A volunteer selection event was held by the British Red Cross to recruit more people to engage with society in Cardiff on 16 February.
The most important part of this event was to include the right people. “We don’t pay anybody who just wants to volunteer for the sake of it. We want people to truly fit in and help more people that are in a crisis,” says Ms. Saunders.
“We do a lot with university groups,” says Cara Saunders, youth engagement and diversity manager for the Wales Red Cross. Students are a strong target group for the Red Cross.
On the other hand, “We get loyal people who have retired. They keep themselves busy and give back their expert knowledge as well. They give training that not only helps others but also themselves.”
The Red Cross volunteer program aims to provide services like emergency response, independent living, first aid, refugee support and education amongst others. The event started by introducing the history, fundamental principles and values of the Red Cross. Then new volunteers met other people involved to communicate. Finally, new volunteers had individual services and talked to the managers of different services in the Red Cross.
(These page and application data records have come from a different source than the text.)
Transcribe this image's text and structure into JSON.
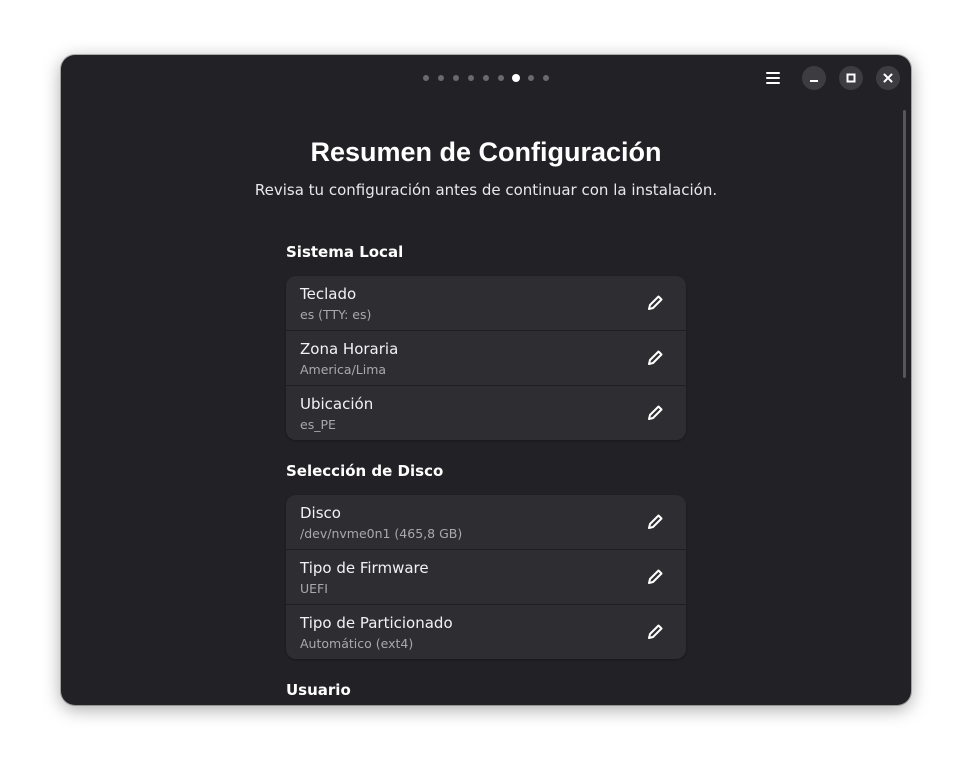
{
  "header": {
    "page_count": 9,
    "active_page": 6
  },
  "main": {
    "title": "Resumen de Configuración",
    "subtitle": "Revisa tu configuración antes de continuar con la instalación."
  },
  "sections": [
    {
      "title": "Sistema Local",
      "rows": [
        {
          "title": "Teclado",
          "value": "es (TTY: es)"
        },
        {
          "title": "Zona Horaria",
          "value": "America/Lima"
        },
        {
          "title": "Ubicación",
          "value": "es_PE"
        }
      ]
    },
    {
      "title": "Selección de Disco",
      "rows": [
        {
          "title": "Disco",
          "value": "/dev/nvme0n1 (465,8 GB)"
        },
        {
          "title": "Tipo de Firmware",
          "value": "UEFI"
        },
        {
          "title": "Tipo de Particionado",
          "value": "Automático (ext4)"
        }
      ]
    },
    {
      "title": "Usuario",
      "rows": []
    }
  ],
  "icons": {
    "menu": "hamburger-menu-icon",
    "minimize": "minimize-icon",
    "maximize": "maximize-icon",
    "close": "close-icon",
    "edit": "pencil-icon"
  },
  "colors": {
    "window_bg": "#222226",
    "card_bg": "#2e2e32",
    "text_primary": "#ffffff",
    "text_secondary": "#a8a8ad",
    "dot_inactive": "#6a6a6e",
    "dot_active": "#ffffff"
  }
}
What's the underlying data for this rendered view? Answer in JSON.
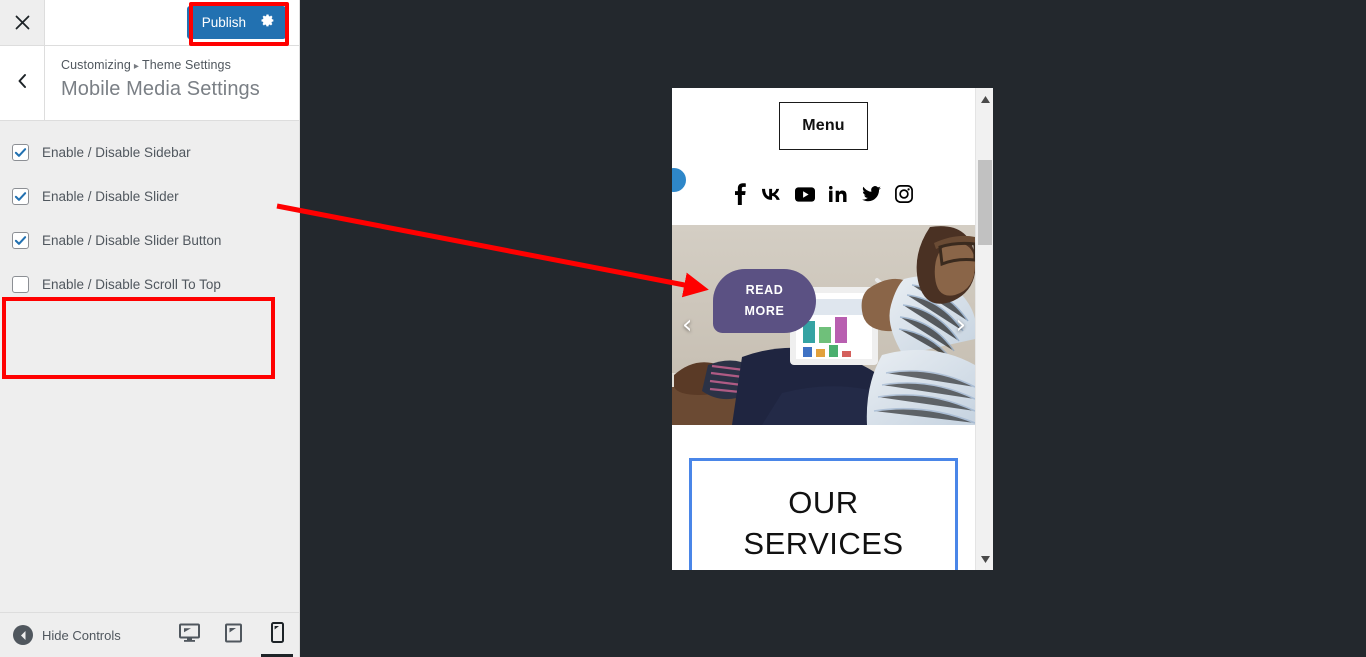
{
  "customizer": {
    "close_icon": "close-icon",
    "publish": {
      "label": "Publish",
      "icon": "gear-icon",
      "color": "#2271b1"
    },
    "back_icon": "chevron-left-icon",
    "breadcrumb": {
      "root": "Customizing",
      "separator": "▸",
      "parent": "Theme Settings"
    },
    "panel_title": "Mobile Media Settings",
    "controls": [
      {
        "label": "Enable / Disable Sidebar",
        "checked": true
      },
      {
        "label": "Enable / Disable Slider",
        "checked": true
      },
      {
        "label": "Enable / Disable Slider Button",
        "checked": true
      },
      {
        "label": "Enable / Disable Scroll To Top",
        "checked": false
      }
    ],
    "footer": {
      "hide_controls_label": "Hide Controls",
      "collapse_icon": "collapse-left-icon",
      "devices": [
        {
          "name": "desktop",
          "icon": "desktop-icon",
          "active": false
        },
        {
          "name": "tablet",
          "icon": "tablet-icon",
          "active": false
        },
        {
          "name": "mobile",
          "icon": "mobile-icon",
          "active": true
        }
      ]
    }
  },
  "annotations": {
    "highlight_color": "#ff0000",
    "publish_box": "publish-button-highlight",
    "slider_controls_box": "slider-controls-highlight",
    "arrow": "slider-controls-to-preview-arrow"
  },
  "preview": {
    "device": "mobile",
    "site": {
      "menu_label": "Menu",
      "social_icons": [
        {
          "name": "facebook-icon",
          "glyph": "f"
        },
        {
          "name": "vk-icon",
          "glyph": "VK"
        },
        {
          "name": "youtube-icon",
          "glyph": "▶"
        },
        {
          "name": "linkedin-icon",
          "glyph": "in"
        },
        {
          "name": "twitter-icon",
          "glyph": "bird"
        },
        {
          "name": "instagram-icon",
          "glyph": "camera"
        }
      ],
      "slider": {
        "prev_arrow": "‹",
        "next_arrow": "›",
        "button_line1": "READ",
        "button_line2": "MORE",
        "button_color": "#5b5183",
        "image_alt": "man-with-tablet-photo"
      },
      "services": {
        "title_line1": "OUR",
        "title_line2": "SERVICES",
        "border_color": "#4a86e8"
      }
    },
    "scrollbar": {
      "up_arrow": "▲",
      "down_arrow": "▼"
    }
  }
}
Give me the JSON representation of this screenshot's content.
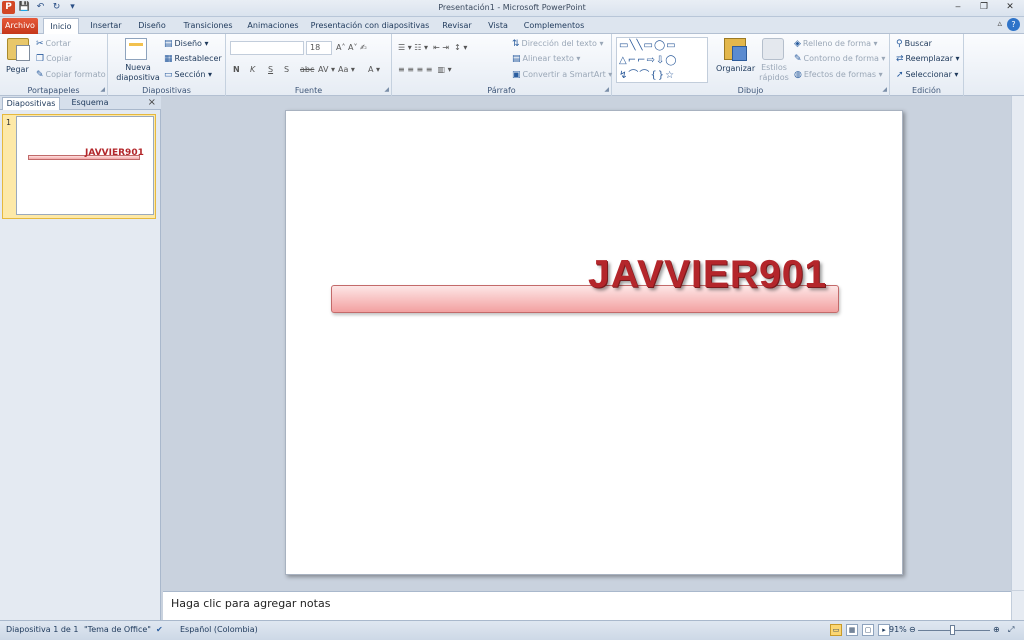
{
  "window": {
    "title": "Presentación1  -  Microsoft PowerPoint"
  },
  "qat": {
    "save": "💾",
    "undo": "↶",
    "redo": "↻",
    "customize": "▾"
  },
  "tabs": [
    "Archivo",
    "Inicio",
    "Insertar",
    "Diseño",
    "Transiciones",
    "Animaciones",
    "Presentación con diapositivas",
    "Revisar",
    "Vista",
    "Complementos"
  ],
  "ribbon": {
    "clipboard": {
      "paste": "Pegar",
      "cut": "Cortar",
      "copy": "Copiar",
      "format_painter": "Copiar formato",
      "label": "Portapapeles"
    },
    "slides": {
      "new_slide": "Nueva diapositiva",
      "layout": "Diseño",
      "reset": "Restablecer",
      "section": "Sección",
      "label": "Diapositivas"
    },
    "font": {
      "font_size": "18",
      "bold": "N",
      "italic": "K",
      "underline": "S",
      "strike": "abc",
      "label": "Fuente"
    },
    "paragraph": {
      "text_direction": "Dirección del texto",
      "align_text": "Alinear texto",
      "smartart": "Convertir a SmartArt",
      "label": "Párrafo"
    },
    "drawing": {
      "arrange": "Organizar",
      "quick_styles": "Estilos rápidos",
      "shape_fill": "Relleno de forma",
      "shape_outline": "Contorno de forma",
      "shape_effects": "Efectos de formas",
      "label": "Dibujo"
    },
    "editing": {
      "find": "Buscar",
      "replace": "Reemplazar",
      "select": "Seleccionar",
      "label": "Edición"
    }
  },
  "panel": {
    "tab_slides": "Diapositivas",
    "tab_outline": "Esquema",
    "close": "×",
    "slide_number": "1"
  },
  "slide": {
    "text": "JAVVIER901"
  },
  "notes": {
    "placeholder": "Haga clic para agregar notas"
  },
  "status": {
    "slide_count": "Diapositiva 1 de 1",
    "theme": "\"Tema de Office\"",
    "language": "Español (Colombia)",
    "zoom": "91%"
  },
  "colors": {
    "file_tab": "#d24726",
    "slide_text": "#b4262b"
  }
}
The next volunteer recruitment will focus on students of Cardiff University and will be held on 25th February at 11am. The soup and socks event for the homeless is on the 5th of March. People who are interested in it can obtain more information at events.
“All volunteers need to complete the foundation-training program which lasts for three days,” says Ms. Saunders. “It covers everything, from our services, what we do worldwide, the importance of our brand and why we use the logo.”
CALMER training is psychosocial support, which basically involves listening and speaking, Ms. Saunders explains. “After finishing the three day training, they will do service specific training for whatever they have volunteered.” Each service and role has different criteria for one to be a volunteer.
There is no concept of refusing or ignoring people in a crisis, everybody is helped and we don’t ignore anybody, says Ms. Saunders.
“People need to make the right decision, those who believe in humanity, impartiality and neutrality etc.,” Cara says. “Even though they come to us and say I want to volunteer for this. We would give information about other services as well.”
Worthwhile work motivates people to join volunteer programs and engage with the organization. “The training we give is really high quality. People can switch to a variety of jobs available to them in the future,” explains Ms. Saunders.
People who get in touch with the Red Cross usually become volunteers. “In life, at some point, when they meet someone who is a member of the Red Cross, they feel they want to give something back.”